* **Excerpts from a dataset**
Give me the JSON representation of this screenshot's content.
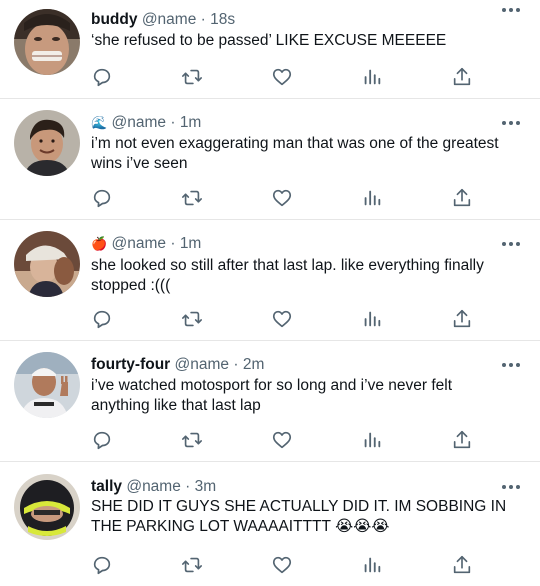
{
  "tweets": [
    {
      "name": "buddy",
      "flag": "",
      "handle": "@name",
      "dot": "·",
      "time": "18s",
      "lines": [
        "‘she refused to be passed’ LIKE EXCUSE MEEEEE"
      ],
      "avatar": "avatar-grimace"
    },
    {
      "name": "",
      "flag": "🌊",
      "handle": "@name",
      "dot": "·",
      "time": "1m",
      "lines": [
        "i’m not even exaggerating man that was one of the greatest",
        "wins i’ve seen"
      ],
      "avatar": "avatar-smiling-man"
    },
    {
      "name": "",
      "flag": "🍎",
      "handle": "@name",
      "dot": "·",
      "time": "1m",
      "lines": [
        "she looked so still after that last lap. like everything finally",
        "stopped :((("
      ],
      "avatar": "avatar-cap"
    },
    {
      "name": "fourty-four",
      "flag": "",
      "handle": "@name",
      "dot": "·",
      "time": "2m",
      "lines": [
        "i’ve watched motosport for so long and i’ve never felt",
        "anything like that last lap"
      ],
      "avatar": "avatar-peace-sign"
    },
    {
      "name": "tally",
      "flag": "",
      "handle": "@name",
      "dot": "·",
      "time": "3m",
      "lines": [
        "SHE DID IT GUYS SHE ACTUALLY DID IT. IM SOBBING IN",
        "THE PARKING LOT WAAAAITTTT 😭😭😭"
      ],
      "avatar": "avatar-helmet"
    }
  ],
  "icons": {
    "reply": "reply-icon",
    "retweet": "retweet-icon",
    "like": "heart-icon",
    "stats": "stats-icon",
    "share": "share-icon",
    "more": "more-icon"
  },
  "colors": {
    "text": "#0f1419",
    "secondary": "#536471",
    "divider": "#e6e6e6"
  }
}
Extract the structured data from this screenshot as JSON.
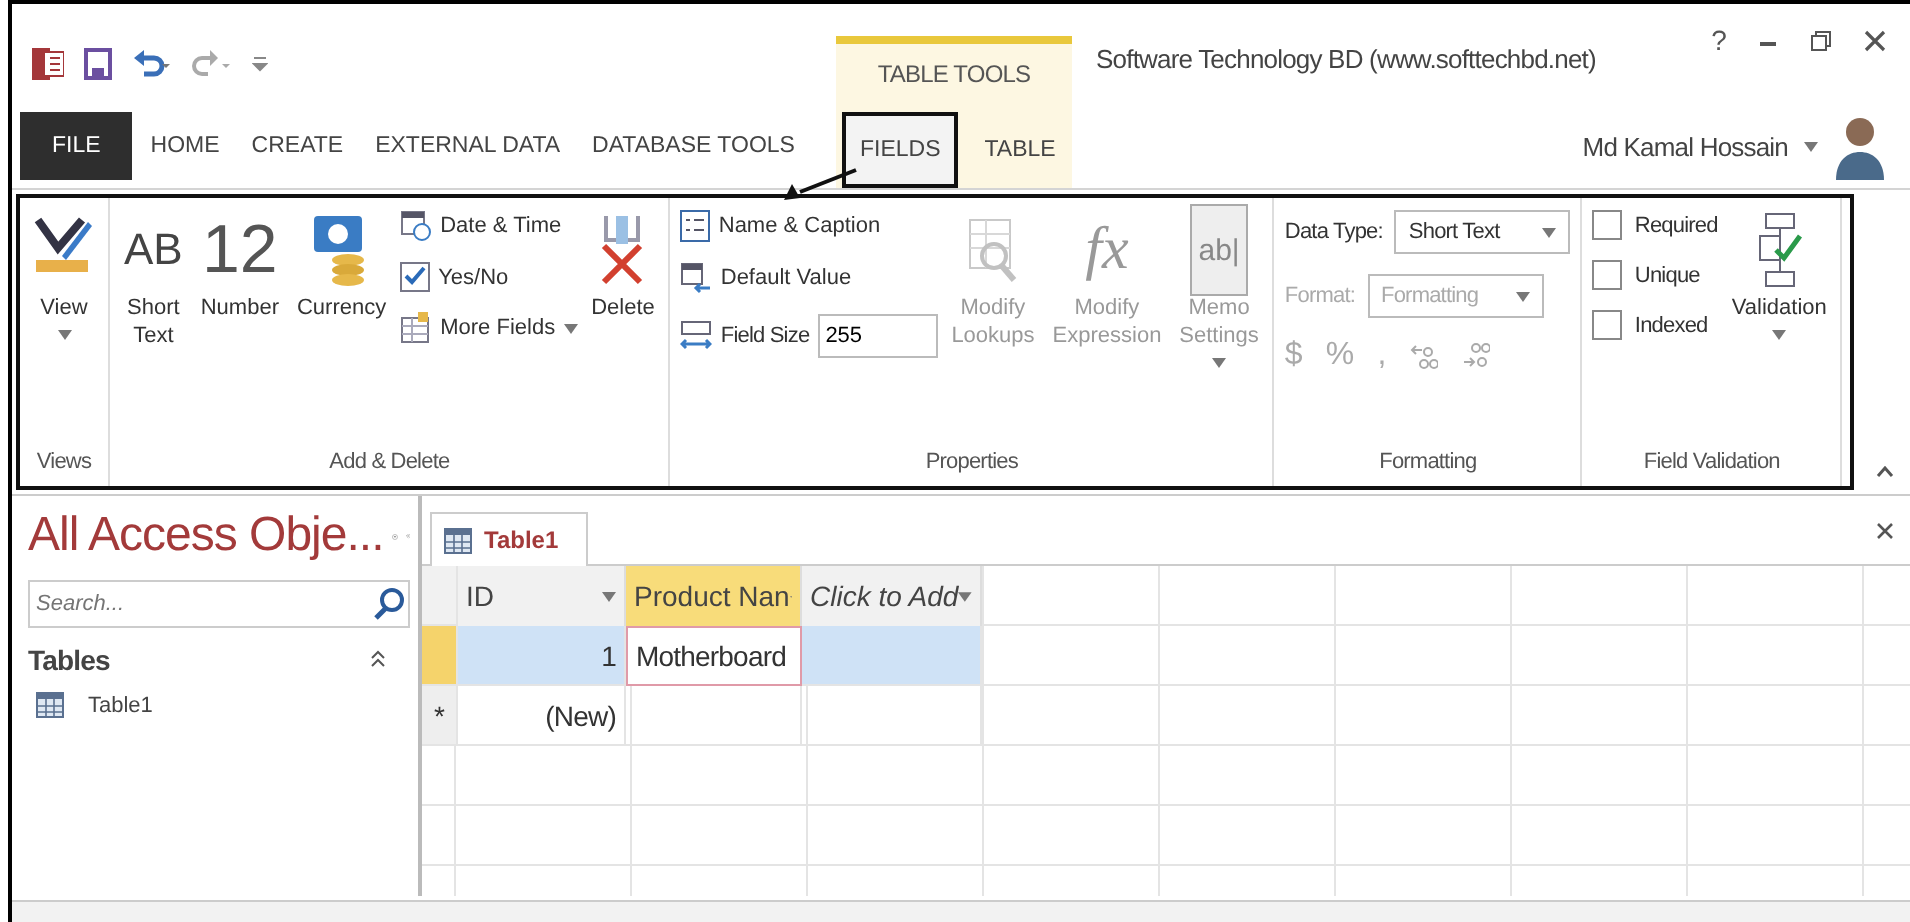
{
  "context_group": {
    "label": "TABLE TOOLS"
  },
  "window": {
    "title": "Software Technology BD (www.softtechbd.net)",
    "help": "?"
  },
  "user": {
    "name": "Md Kamal Hossain"
  },
  "tabs": [
    {
      "label": "FILE",
      "kind": "file",
      "selected": false
    },
    {
      "label": "HOME",
      "kind": "normal",
      "selected": false
    },
    {
      "label": "CREATE",
      "kind": "normal",
      "selected": false
    },
    {
      "label": "EXTERNAL DATA",
      "kind": "normal",
      "selected": false
    },
    {
      "label": "DATABASE TOOLS",
      "kind": "normal",
      "selected": false
    },
    {
      "label": "FIELDS",
      "kind": "contextual",
      "selected": true
    },
    {
      "label": "TABLE",
      "kind": "contextual",
      "selected": false
    }
  ],
  "ribbon": {
    "groups": [
      {
        "label": "Views",
        "columns": [
          {
            "kind": "large",
            "label": "View",
            "dropdown": true,
            "disabled": false
          }
        ]
      },
      {
        "label": "Add & Delete",
        "columns": [
          {
            "kind": "large",
            "glyph": "AB",
            "label": "Short Text",
            "dropdown": false,
            "disabled": false
          },
          {
            "kind": "large",
            "glyph": "12",
            "label": "Number",
            "dropdown": false,
            "disabled": false
          },
          {
            "kind": "large",
            "label": "Currency",
            "dropdown": false,
            "disabled": false
          },
          {
            "kind": "stack",
            "items": [
              {
                "kind": "small",
                "label": "Date & Time",
                "dropdown": false
              },
              {
                "kind": "small",
                "label": "Yes/No",
                "dropdown": false
              },
              {
                "kind": "small",
                "label": "More Fields",
                "dropdown": true
              }
            ]
          },
          {
            "kind": "large",
            "label": "Delete",
            "dropdown": false,
            "disabled": false
          }
        ]
      },
      {
        "label": "Properties",
        "columns": [
          {
            "kind": "stack",
            "items": [
              {
                "kind": "small",
                "label": "Name & Caption",
                "dropdown": false
              },
              {
                "kind": "small",
                "label": "Default Value",
                "dropdown": false
              },
              {
                "kind": "field",
                "label": "Field Size",
                "value": "255"
              }
            ]
          },
          {
            "kind": "large",
            "label": "Modify Lookups",
            "dropdown": false,
            "disabled": true
          },
          {
            "kind": "large",
            "glyph": "fx",
            "label": "Modify Expression",
            "dropdown": false,
            "disabled": true
          },
          {
            "kind": "large",
            "glyph": "ab|",
            "label": "Memo Settings",
            "dropdown": true,
            "disabled": true
          }
        ]
      },
      {
        "label": "Formatting",
        "columns": [
          {
            "kind": "stack",
            "items": [
              {
                "kind": "select",
                "label": "Data Type:",
                "value": "Short Text",
                "disabled": false
              },
              {
                "kind": "select",
                "label": "Format:",
                "value": "Formatting",
                "disabled": true
              },
              {
                "kind": "symbols",
                "glyphs": [
                  "$",
                  "%",
                  ","
                ],
                "disabled": true
              }
            ]
          }
        ]
      },
      {
        "label": "Field Validation",
        "columns": [
          {
            "kind": "stack",
            "items": [
              {
                "kind": "check",
                "label": "Required",
                "checked": false
              },
              {
                "kind": "check",
                "label": "Unique",
                "checked": false
              },
              {
                "kind": "check",
                "label": "Indexed",
                "checked": false
              }
            ]
          },
          {
            "kind": "large",
            "label": "Validation",
            "dropdown": true,
            "disabled": false
          }
        ]
      }
    ]
  },
  "navigation": {
    "title": "All Access Obje...",
    "search": {
      "placeholder": "Search..."
    },
    "section": "Tables",
    "items": [
      {
        "label": "Table1"
      }
    ]
  },
  "document_tabs": [
    {
      "label": "Table1",
      "selected": true
    }
  ],
  "datasheet": {
    "columns": [
      {
        "label": "ID",
        "kind": "field",
        "selected": false
      },
      {
        "label": "Product Nan",
        "kind": "field",
        "selected": true
      },
      {
        "label": "Click to Add",
        "kind": "add",
        "selected": false
      }
    ],
    "rows": [
      {
        "kind": "record",
        "selected": true,
        "cells": [
          {
            "text": "1",
            "active": false
          },
          {
            "text": "Motherboard",
            "active": true
          },
          {
            "text": "",
            "active": false
          }
        ]
      },
      {
        "kind": "new",
        "marker": "*",
        "selected": false,
        "cells": [
          {
            "text": "(New)",
            "active": false
          },
          {
            "text": "",
            "active": false
          },
          {
            "text": "",
            "active": false
          }
        ]
      }
    ]
  }
}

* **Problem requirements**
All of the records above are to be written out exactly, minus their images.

* **Expected answer**
Give me the JSON representation of this screenshot's content.
{
  "tweets": [
    {
      "name": "buddy",
      "flag": "",
      "handle": "@name",
      "dot": "·",
      "time": "18s",
      "lines": [
        "‘she refused to be passed’ LIKE EXCUSE MEEEEE"
      ],
      "avatar": "avatar-grimace"
    },
    {
      "name": "",
      "flag": "🌊",
      "handle": "@name",
      "dot": "·",
      "time": "1m",
      "lines": [
        "i’m not even exaggerating man that was one of the greatest",
        "wins i’ve seen"
      ],
      "avatar": "avatar-smiling-man"
    },
    {
      "name": "",
      "flag": "🍎",
      "handle": "@name",
      "dot": "·",
      "time": "1m",
      "lines": [
        "she looked so still after that last lap. like everything finally",
        "stopped :((("
      ],
      "avatar": "avatar-cap"
    },
    {
      "name": "fourty-four",
      "flag": "",
      "handle": "@name",
      "dot": "·",
      "time": "2m",
      "lines": [
        "i’ve watched motosport for so long and i’ve never felt",
        "anything like that last lap"
      ],
      "avatar": "avatar-peace-sign"
    },
    {
      "name": "tally",
      "flag": "",
      "handle": "@name",
      "dot": "·",
      "time": "3m",
      "lines": [
        "SHE DID IT GUYS SHE ACTUALLY DID IT. IM SOBBING IN",
        "THE PARKING LOT WAAAAITTTT 😭😭😭"
      ],
      "avatar": "avatar-helmet"
    }
  ],
  "icons": {
    "reply": "reply-icon",
    "retweet": "retweet-icon",
    "like": "heart-icon",
    "stats": "stats-icon",
    "share": "share-icon",
    "more": "more-icon"
  },
  "colors": {
    "text": "#0f1419",
    "secondary": "#536471",
    "divider": "#e6e6e6"
  }
}
Extract the structured data from this screenshot as JSON.
{
  "context_group": {
    "label": "TABLE TOOLS"
  },
  "window": {
    "title": "Software Technology BD (www.softtechbd.net)",
    "help": "?"
  },
  "user": {
    "name": "Md Kamal Hossain"
  },
  "tabs": [
    {
      "label": "FILE",
      "kind": "file",
      "selected": false
    },
    {
      "label": "HOME",
      "kind": "normal",
      "selected": false
    },
    {
      "label": "CREATE",
      "kind": "normal",
      "selected": false
    },
    {
      "label": "EXTERNAL DATA",
      "kind": "normal",
      "selected": false
    },
    {
      "label": "DATABASE TOOLS",
      "kind": "normal",
      "selected": false
    },
    {
      "label": "FIELDS",
      "kind": "contextual",
      "selected": true
    },
    {
      "label": "TABLE",
      "kind": "contextual",
      "selected": false
    }
  ],
  "ribbon": {
    "groups": [
      {
        "label": "Views",
        "columns": [
          {
            "kind": "large",
            "label": "View",
            "dropdown": true,
            "disabled": false
          }
        ]
      },
      {
        "label": "Add & Delete",
        "columns": [
          {
            "kind": "large",
            "glyph": "AB",
            "label": "Short Text",
            "dropdown": false,
            "disabled": false
          },
          {
            "kind": "large",
            "glyph": "12",
            "label": "Number",
            "dropdown": false,
            "disabled": false
          },
          {
            "kind": "large",
            "label": "Currency",
            "dropdown": false,
            "disabled": false
          },
          {
            "kind": "stack",
            "items": [
              {
                "kind": "small",
                "label": "Date & Time",
                "dropdown": false
              },
              {
                "kind": "small",
                "label": "Yes/No",
                "dropdown": false
              },
              {
                "kind": "small",
                "label": "More Fields",
                "dropdown": true
              }
            ]
          },
          {
            "kind": "large",
            "label": "Delete",
            "dropdown": false,
            "disabled": false
          }
        ]
      },
      {
        "label": "Properties",
        "columns": [
          {
            "kind": "stack",
            "items": [
              {
                "kind": "small",
                "label": "Name & Caption",
                "dropdown": false
              },
              {
                "kind": "small",
                "label": "Default Value",
                "dropdown": false
              },
              {
                "kind": "field",
                "label": "Field Size",
                "value": "255"
              }
            ]
          },
          {
            "kind": "large",
            "label": "Modify Lookups",
            "dropdown": false,
            "disabled": true
          },
          {
            "kind": "large",
            "glyph": "fx",
            "label": "Modify Expression",
            "dropdown": false,
            "disabled": true
          },
          {
            "kind": "large",
            "glyph": "ab|",
            "label": "Memo Settings",
            "dropdown": true,
            "disabled": true
          }
        ]
      },
      {
        "label": "Formatting",
        "columns": [
          {
            "kind": "stack",
            "items": [
              {
                "kind": "select",
                "label": "Data Type:",
                "value": "Short Text",
                "disabled": false
              },
              {
                "kind": "select",
                "label": "Format:",
                "value": "Formatting",
                "disabled": true
              },
              {
                "kind": "symbols",
                "glyphs": [
                  "$",
                  "%",
                  ","
                ],
                "disabled": true
              }
            ]
          }
        ]
      },
      {
        "label": "Field Validation",
        "columns": [
          {
            "kind": "stack",
            "items": [
              {
                "kind": "check",
                "label": "Required",
                "checked": false
              },
              {
                "kind": "check",
                "label": "Unique",
                "checked": false
              },
              {
                "kind": "check",
                "label": "Indexed",
                "checked": false
              }
            ]
          },
          {
            "kind": "large",
            "label": "Validation",
            "dropdown": true,
            "disabled": false
          }
        ]
      }
    ]
  },
  "navigation": {
    "title": "All Access Obje...",
    "search": {
      "placeholder": "Search..."
    },
    "section": "Tables",
    "items": [
      {
        "label": "Table1"
      }
    ]
  },
  "document_tabs": [
    {
      "label": "Table1",
      "selected": true
    }
  ],
  "datasheet": {
    "columns": [
      {
        "label": "ID",
        "kind": "field",
        "selected": false
      },
      {
        "label": "Product Nan",
        "kind": "field",
        "selected": true
      },
      {
        "label": "Click to Add",
        "kind": "add",
        "selected": false
      }
    ],
    "rows": [
      {
        "kind": "record",
        "selected": true,
        "cells": [
          {
            "text": "1",
            "active": false
          },
          {
            "text": "Motherboard",
            "active": true
          },
          {
            "text": "",
            "active": false
          }
        ]
      },
      {
        "kind": "new",
        "marker": "*",
        "selected": false,
        "cells": [
          {
            "text": "(New)",
            "active": false
          },
          {
            "text": "",
            "active": false
          },
          {
            "text": "",
            "active": false
          }
        ]
      }
    ]
  }
}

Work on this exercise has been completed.